» What you will do: Here are some records; copy every line that holds the word "View".
START Information supplied
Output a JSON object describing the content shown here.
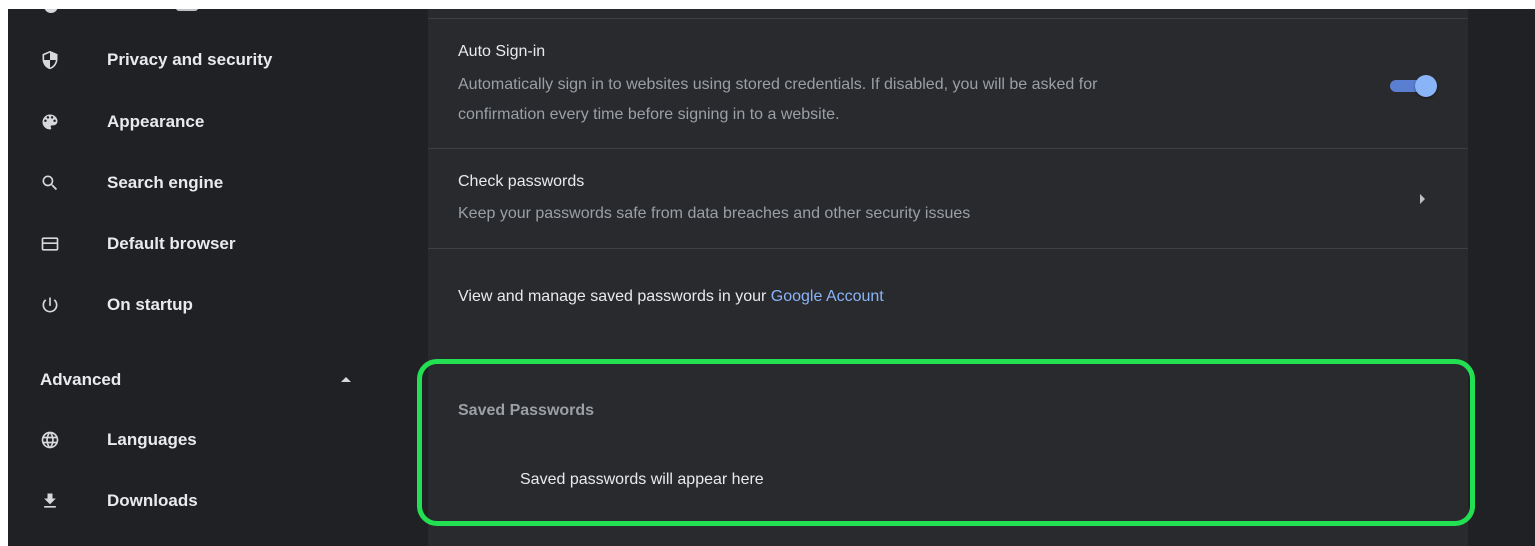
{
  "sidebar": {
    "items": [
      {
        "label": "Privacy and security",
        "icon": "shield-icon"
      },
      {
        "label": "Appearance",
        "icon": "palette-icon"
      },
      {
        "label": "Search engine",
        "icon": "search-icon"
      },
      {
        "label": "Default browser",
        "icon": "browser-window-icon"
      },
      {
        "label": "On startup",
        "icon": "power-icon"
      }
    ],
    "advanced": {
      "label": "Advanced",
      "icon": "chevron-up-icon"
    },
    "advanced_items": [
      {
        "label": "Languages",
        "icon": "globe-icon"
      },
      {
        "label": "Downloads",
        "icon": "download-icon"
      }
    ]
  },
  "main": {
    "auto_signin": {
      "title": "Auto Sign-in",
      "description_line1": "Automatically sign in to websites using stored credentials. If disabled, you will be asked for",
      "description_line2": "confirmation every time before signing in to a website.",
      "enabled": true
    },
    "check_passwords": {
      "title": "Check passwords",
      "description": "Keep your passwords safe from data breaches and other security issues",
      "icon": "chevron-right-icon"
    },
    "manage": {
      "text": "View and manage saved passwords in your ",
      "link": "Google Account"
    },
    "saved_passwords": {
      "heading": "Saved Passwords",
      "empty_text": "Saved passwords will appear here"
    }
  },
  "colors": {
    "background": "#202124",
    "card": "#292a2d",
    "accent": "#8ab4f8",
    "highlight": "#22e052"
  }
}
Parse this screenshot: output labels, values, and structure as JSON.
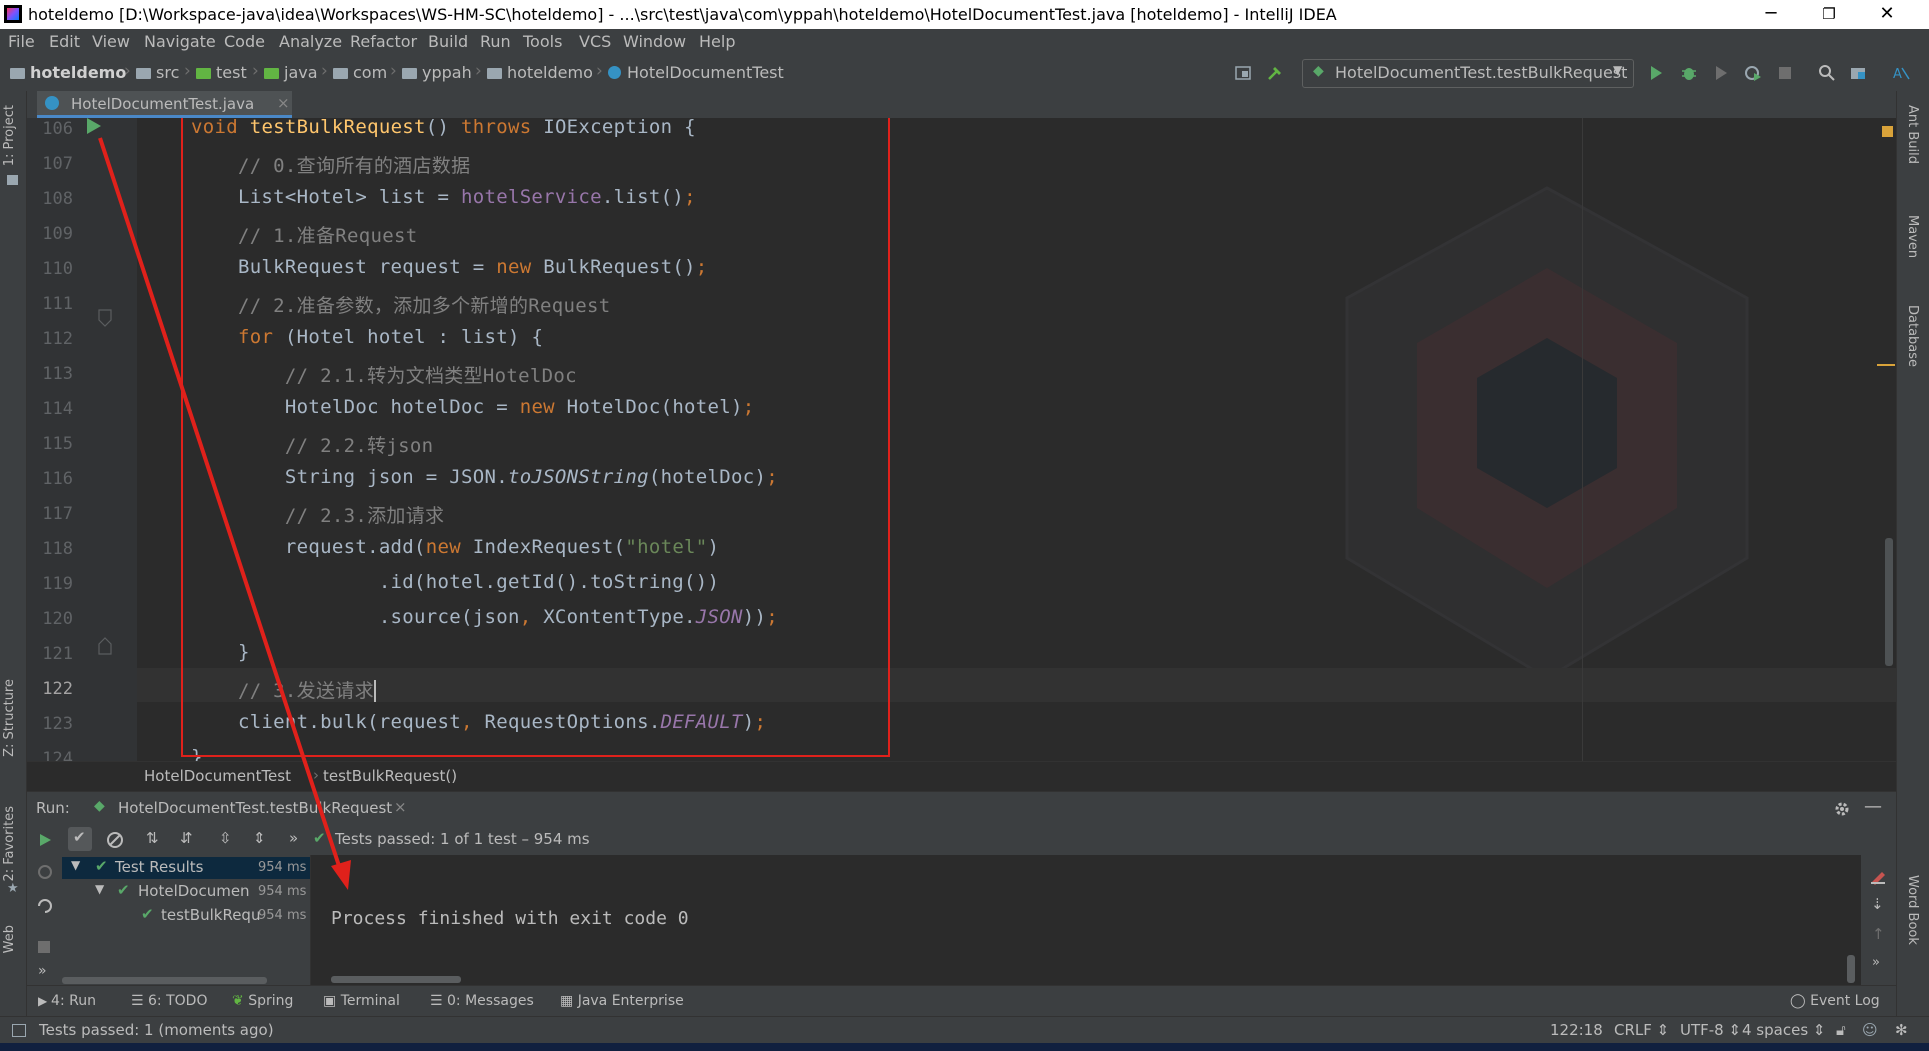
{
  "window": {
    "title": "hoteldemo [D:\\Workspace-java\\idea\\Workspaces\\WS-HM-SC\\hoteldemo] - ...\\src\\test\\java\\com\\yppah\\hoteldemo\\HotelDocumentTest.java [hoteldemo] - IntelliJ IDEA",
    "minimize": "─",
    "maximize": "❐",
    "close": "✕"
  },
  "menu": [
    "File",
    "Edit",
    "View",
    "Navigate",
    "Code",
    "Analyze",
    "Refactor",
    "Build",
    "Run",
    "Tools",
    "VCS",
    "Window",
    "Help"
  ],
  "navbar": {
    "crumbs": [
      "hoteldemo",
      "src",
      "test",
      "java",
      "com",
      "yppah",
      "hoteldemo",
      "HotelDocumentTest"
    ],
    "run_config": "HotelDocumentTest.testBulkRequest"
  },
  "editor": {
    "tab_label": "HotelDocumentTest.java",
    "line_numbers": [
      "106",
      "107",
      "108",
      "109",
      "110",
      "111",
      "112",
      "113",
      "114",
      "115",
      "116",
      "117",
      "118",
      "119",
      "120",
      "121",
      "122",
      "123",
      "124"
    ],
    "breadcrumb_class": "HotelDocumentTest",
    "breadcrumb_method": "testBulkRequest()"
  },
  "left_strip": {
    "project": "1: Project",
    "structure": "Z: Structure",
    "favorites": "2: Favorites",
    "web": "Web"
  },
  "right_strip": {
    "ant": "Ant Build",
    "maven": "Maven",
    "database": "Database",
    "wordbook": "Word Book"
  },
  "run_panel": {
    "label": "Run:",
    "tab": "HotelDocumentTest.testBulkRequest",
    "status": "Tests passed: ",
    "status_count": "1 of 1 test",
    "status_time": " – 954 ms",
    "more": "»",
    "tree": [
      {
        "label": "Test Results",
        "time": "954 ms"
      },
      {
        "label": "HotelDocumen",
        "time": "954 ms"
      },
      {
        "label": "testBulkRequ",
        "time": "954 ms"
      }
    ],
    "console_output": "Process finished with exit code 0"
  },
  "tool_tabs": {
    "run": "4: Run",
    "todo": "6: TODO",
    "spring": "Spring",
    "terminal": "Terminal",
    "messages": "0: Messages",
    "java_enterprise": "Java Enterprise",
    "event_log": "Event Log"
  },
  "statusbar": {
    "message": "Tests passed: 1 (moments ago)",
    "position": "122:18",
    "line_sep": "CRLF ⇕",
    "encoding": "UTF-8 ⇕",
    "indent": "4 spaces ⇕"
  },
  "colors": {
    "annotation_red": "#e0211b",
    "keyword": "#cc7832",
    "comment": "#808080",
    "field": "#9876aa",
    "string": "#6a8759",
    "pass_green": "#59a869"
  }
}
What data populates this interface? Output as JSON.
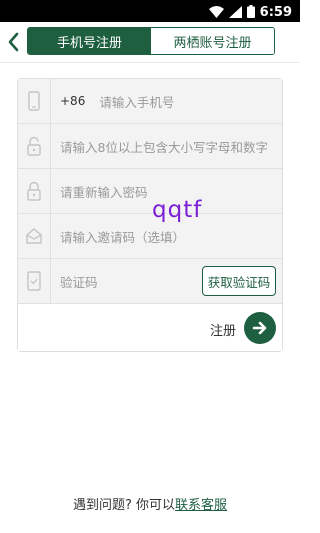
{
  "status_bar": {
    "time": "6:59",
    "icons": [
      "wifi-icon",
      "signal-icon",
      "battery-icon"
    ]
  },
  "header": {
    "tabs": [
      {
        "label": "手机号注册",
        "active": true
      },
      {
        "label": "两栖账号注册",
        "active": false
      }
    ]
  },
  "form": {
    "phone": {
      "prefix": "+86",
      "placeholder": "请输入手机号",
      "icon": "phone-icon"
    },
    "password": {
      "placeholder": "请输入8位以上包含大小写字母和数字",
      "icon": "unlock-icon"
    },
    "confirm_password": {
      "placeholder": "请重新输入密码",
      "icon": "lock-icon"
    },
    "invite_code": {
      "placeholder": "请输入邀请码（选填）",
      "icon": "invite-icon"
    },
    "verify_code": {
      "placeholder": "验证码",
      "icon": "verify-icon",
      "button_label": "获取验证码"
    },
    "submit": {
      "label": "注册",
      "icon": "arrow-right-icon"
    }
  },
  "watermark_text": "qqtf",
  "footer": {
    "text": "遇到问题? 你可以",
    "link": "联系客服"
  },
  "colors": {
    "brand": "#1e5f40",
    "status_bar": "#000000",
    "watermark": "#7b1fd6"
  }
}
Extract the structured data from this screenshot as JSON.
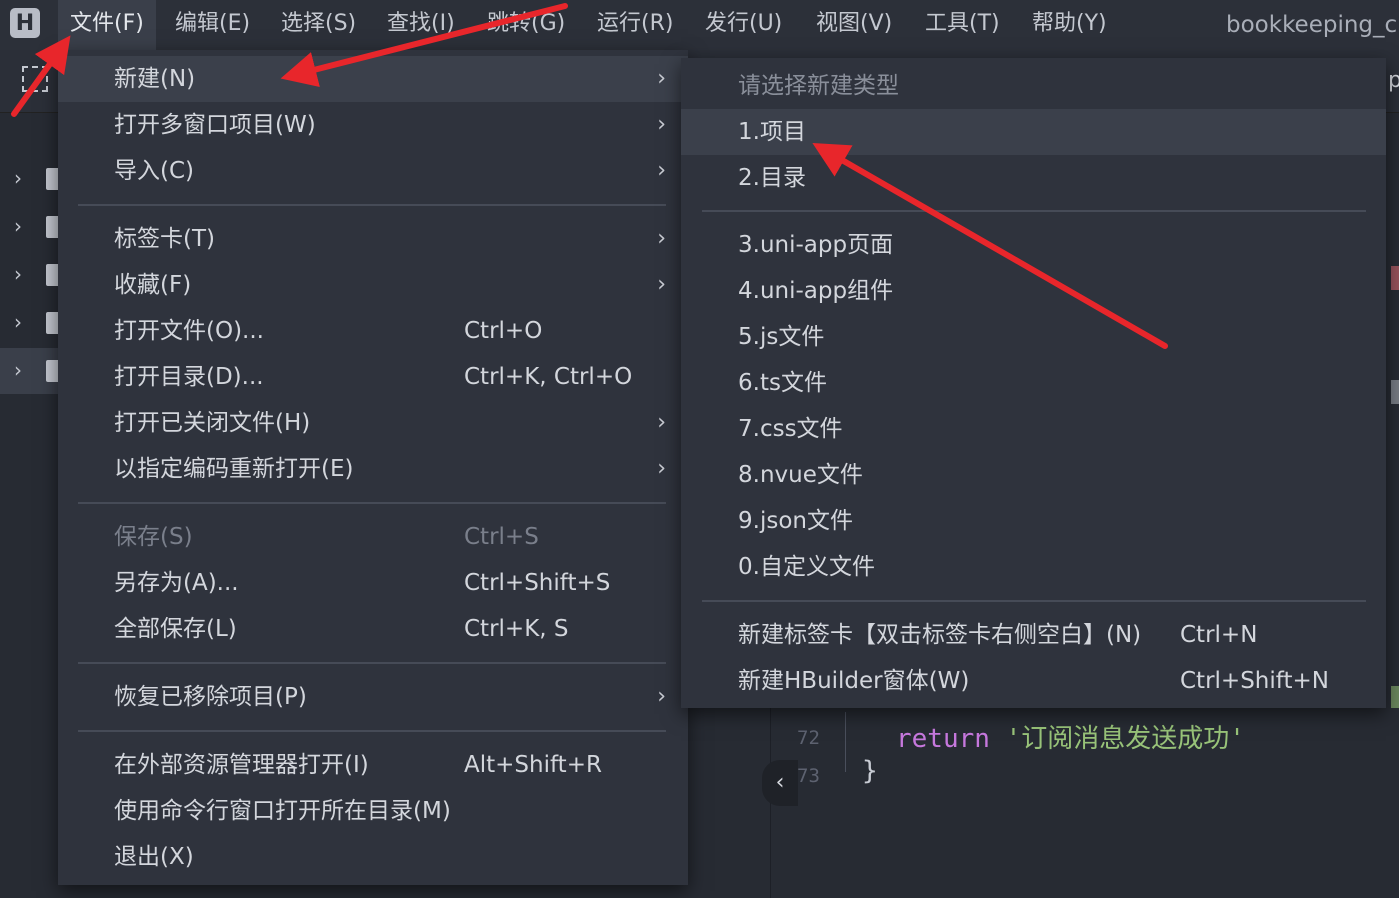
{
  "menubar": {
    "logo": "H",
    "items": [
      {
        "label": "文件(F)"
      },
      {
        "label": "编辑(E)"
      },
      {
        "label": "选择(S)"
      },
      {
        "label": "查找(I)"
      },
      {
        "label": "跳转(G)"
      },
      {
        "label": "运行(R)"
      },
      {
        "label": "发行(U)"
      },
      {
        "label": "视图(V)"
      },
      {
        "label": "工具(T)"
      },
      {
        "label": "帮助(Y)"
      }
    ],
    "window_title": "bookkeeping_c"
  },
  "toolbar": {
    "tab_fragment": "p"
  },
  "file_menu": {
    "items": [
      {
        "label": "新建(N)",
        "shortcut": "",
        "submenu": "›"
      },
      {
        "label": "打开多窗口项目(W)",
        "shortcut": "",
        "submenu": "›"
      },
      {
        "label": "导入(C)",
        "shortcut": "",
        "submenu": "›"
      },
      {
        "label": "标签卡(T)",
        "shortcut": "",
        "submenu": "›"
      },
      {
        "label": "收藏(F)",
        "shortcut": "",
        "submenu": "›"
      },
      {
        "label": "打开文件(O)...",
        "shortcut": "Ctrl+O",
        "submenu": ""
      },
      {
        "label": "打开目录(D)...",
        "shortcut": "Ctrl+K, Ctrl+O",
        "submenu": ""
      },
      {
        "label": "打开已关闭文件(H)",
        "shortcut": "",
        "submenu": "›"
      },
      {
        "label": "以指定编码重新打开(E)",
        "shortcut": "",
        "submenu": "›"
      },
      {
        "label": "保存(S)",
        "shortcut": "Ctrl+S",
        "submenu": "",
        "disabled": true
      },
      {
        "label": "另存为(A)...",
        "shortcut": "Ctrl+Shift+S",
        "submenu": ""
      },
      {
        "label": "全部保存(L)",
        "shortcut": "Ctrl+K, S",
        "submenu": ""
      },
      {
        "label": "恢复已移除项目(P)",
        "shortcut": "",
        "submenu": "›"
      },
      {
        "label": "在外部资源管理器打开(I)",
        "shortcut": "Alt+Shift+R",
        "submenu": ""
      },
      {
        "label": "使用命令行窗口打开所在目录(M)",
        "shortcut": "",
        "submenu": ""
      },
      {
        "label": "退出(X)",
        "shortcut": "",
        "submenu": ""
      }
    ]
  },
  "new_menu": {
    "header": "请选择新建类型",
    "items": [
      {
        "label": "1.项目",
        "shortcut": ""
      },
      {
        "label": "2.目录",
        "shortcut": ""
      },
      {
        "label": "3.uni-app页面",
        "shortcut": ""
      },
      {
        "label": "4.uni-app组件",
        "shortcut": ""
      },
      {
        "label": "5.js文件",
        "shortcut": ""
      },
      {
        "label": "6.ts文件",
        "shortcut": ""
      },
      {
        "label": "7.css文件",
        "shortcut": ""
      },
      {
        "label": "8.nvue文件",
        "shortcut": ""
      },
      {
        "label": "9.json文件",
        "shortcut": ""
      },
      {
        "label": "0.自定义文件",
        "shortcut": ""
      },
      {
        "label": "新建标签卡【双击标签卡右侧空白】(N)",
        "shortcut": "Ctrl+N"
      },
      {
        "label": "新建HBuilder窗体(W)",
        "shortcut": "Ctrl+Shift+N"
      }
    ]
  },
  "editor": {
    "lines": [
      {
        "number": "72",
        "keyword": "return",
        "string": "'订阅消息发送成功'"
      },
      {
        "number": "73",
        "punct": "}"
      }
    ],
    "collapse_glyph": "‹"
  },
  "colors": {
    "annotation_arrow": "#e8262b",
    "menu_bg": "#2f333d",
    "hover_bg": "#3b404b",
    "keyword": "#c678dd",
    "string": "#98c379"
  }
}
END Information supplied
» Exercise result:
      "text": "View and manage saved passwords in your ",
    "View",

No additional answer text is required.